_TASK INSTRUCTIONS_:
Retype everything in the entries that follow, exactly as shown.

--- DATA SUPPLIED Enclosed Below ---

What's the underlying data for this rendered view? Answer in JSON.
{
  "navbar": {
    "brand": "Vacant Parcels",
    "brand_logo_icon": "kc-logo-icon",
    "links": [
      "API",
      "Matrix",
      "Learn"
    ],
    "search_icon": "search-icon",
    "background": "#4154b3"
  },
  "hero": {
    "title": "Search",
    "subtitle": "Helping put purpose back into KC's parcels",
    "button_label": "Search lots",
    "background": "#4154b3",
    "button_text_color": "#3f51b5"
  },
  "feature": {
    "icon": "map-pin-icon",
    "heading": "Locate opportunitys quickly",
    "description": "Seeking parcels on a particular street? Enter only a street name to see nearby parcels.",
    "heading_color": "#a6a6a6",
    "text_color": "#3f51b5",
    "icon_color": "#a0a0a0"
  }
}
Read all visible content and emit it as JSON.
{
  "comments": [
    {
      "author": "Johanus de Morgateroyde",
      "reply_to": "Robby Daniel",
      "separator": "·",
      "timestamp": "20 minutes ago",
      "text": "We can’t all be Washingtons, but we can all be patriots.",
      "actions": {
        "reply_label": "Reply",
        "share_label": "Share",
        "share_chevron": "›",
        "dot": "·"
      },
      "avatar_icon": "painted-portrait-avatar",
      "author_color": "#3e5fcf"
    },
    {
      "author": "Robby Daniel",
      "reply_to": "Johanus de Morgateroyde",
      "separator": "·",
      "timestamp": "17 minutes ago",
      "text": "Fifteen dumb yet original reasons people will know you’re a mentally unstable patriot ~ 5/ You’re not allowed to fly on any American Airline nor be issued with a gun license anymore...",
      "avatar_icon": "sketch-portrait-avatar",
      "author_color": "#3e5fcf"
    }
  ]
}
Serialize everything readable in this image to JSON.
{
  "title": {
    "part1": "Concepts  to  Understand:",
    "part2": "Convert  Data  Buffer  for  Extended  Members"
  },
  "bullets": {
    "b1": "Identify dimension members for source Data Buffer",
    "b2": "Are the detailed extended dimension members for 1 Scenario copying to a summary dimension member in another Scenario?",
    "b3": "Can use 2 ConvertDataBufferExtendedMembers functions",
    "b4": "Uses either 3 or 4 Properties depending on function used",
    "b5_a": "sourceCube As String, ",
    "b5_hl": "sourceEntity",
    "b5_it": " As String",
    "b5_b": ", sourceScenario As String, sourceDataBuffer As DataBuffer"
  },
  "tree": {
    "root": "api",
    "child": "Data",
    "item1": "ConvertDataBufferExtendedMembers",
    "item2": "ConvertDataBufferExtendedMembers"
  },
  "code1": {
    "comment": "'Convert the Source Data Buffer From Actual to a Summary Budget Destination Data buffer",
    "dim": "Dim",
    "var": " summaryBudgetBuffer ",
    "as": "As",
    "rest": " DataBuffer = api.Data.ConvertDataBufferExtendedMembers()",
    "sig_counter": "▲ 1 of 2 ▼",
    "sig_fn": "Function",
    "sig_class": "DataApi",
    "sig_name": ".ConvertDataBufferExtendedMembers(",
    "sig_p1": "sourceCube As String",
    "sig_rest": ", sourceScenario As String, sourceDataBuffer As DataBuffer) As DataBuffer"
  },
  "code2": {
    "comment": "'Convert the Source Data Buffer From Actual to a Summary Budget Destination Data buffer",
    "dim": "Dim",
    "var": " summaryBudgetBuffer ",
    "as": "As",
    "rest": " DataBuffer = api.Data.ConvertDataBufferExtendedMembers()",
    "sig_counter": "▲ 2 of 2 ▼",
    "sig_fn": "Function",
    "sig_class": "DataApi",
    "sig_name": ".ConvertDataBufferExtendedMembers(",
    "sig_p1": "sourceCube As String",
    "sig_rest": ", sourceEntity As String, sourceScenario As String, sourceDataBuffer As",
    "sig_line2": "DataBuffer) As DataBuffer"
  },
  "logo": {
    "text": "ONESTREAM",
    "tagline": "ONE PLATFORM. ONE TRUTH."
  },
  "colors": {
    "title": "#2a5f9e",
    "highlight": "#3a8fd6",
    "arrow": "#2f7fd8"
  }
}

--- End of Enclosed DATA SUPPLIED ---

_RESPONSE TO THIS EXERCISE_:
What's the underlying data for this rendered view? Answer in JSON.
{
  "navbar": {
    "brand": "Vacant Parcels",
    "brand_logo_icon": "kc-logo-icon",
    "links": [
      "API",
      "Matrix",
      "Learn"
    ],
    "search_icon": "search-icon",
    "background": "#4154b3"
  },
  "hero": {
    "title": "Search",
    "subtitle": "Helping put purpose back into KC's parcels",
    "button_label": "Search lots",
    "background": "#4154b3",
    "button_text_color": "#3f51b5"
  },
  "feature": {
    "icon": "map-pin-icon",
    "heading": "Locate opportunitys quickly",
    "description": "Seeking parcels on a particular street? Enter only a street name to see nearby parcels.",
    "heading_color": "#a6a6a6",
    "text_color": "#3f51b5",
    "icon_color": "#a0a0a0"
  }
}
Read all visible content and emit it as JSON.
{
  "comments": [
    {
      "author": "Johanus de Morgateroyde",
      "reply_to": "Robby Daniel",
      "separator": "·",
      "timestamp": "20 minutes ago",
      "text": "We can’t all be Washingtons, but we can all be patriots.",
      "actions": {
        "reply_label": "Reply",
        "share_label": "Share",
        "share_chevron": "›",
        "dot": "·"
      },
      "avatar_icon": "painted-portrait-avatar",
      "author_color": "#3e5fcf"
    },
    {
      "author": "Robby Daniel",
      "reply_to": "Johanus de Morgateroyde",
      "separator": "·",
      "timestamp": "17 minutes ago",
      "text": "Fifteen dumb yet original reasons people will know you’re a mentally unstable patriot ~ 5/ You’re not allowed to fly on any American Airline nor be issued with a gun license anymore...",
      "avatar_icon": "sketch-portrait-avatar",
      "author_color": "#3e5fcf"
    }
  ]
}
Serialize everything readable in this image to JSON.
{
  "title": {
    "part1": "Concepts  to  Understand:",
    "part2": "Convert  Data  Buffer  for  Extended  Members"
  },
  "bullets": {
    "b1": "Identify dimension members for source Data Buffer",
    "b2": "Are the detailed extended dimension members for 1 Scenario copying to a summary dimension member in another Scenario?",
    "b3": "Can use 2 ConvertDataBufferExtendedMembers functions",
    "b4": "Uses either 3 or 4 Properties depending on function used",
    "b5_a": "sourceCube As String, ",
    "b5_hl": "sourceEntity",
    "b5_it": " As String",
    "b5_b": ", sourceScenario As String, sourceDataBuffer As DataBuffer"
  },
  "tree": {
    "root": "api",
    "child": "Data",
    "item1": "ConvertDataBufferExtendedMembers",
    "item2": "ConvertDataBufferExtendedMembers"
  },
  "code1": {
    "comment": "'Convert the Source Data Buffer From Actual to a Summary Budget Destination Data buffer",
    "dim": "Dim",
    "var": " summaryBudgetBuffer ",
    "as": "As",
    "rest": " DataBuffer = api.Data.ConvertDataBufferExtendedMembers()",
    "sig_counter": "▲ 1 of 2 ▼",
    "sig_fn": "Function",
    "sig_class": "DataApi",
    "sig_name": ".ConvertDataBufferExtendedMembers(",
    "sig_p1": "sourceCube As String",
    "sig_rest": ", sourceScenario As String, sourceDataBuffer As DataBuffer) As DataBuffer"
  },
  "code2": {
    "comment": "'Convert the Source Data Buffer From Actual to a Summary Budget Destination Data buffer",
    "dim": "Dim",
    "var": " summaryBudgetBuffer ",
    "as": "As",
    "rest": " DataBuffer = api.Data.ConvertDataBufferExtendedMembers()",
    "sig_counter": "▲ 2 of 2 ▼",
    "sig_fn": "Function",
    "sig_class": "DataApi",
    "sig_name": ".ConvertDataBufferExtendedMembers(",
    "sig_p1": "sourceCube As String",
    "sig_rest": ", sourceEntity As String, sourceScenario As String, sourceDataBuffer As",
    "sig_line2": "DataBuffer) As DataBuffer"
  },
  "logo": {
    "text": "ONESTREAM",
    "tagline": "ONE PLATFORM. ONE TRUTH."
  },
  "colors": {
    "title": "#2a5f9e",
    "highlight": "#3a8fd6",
    "arrow": "#2f7fd8"
  }
}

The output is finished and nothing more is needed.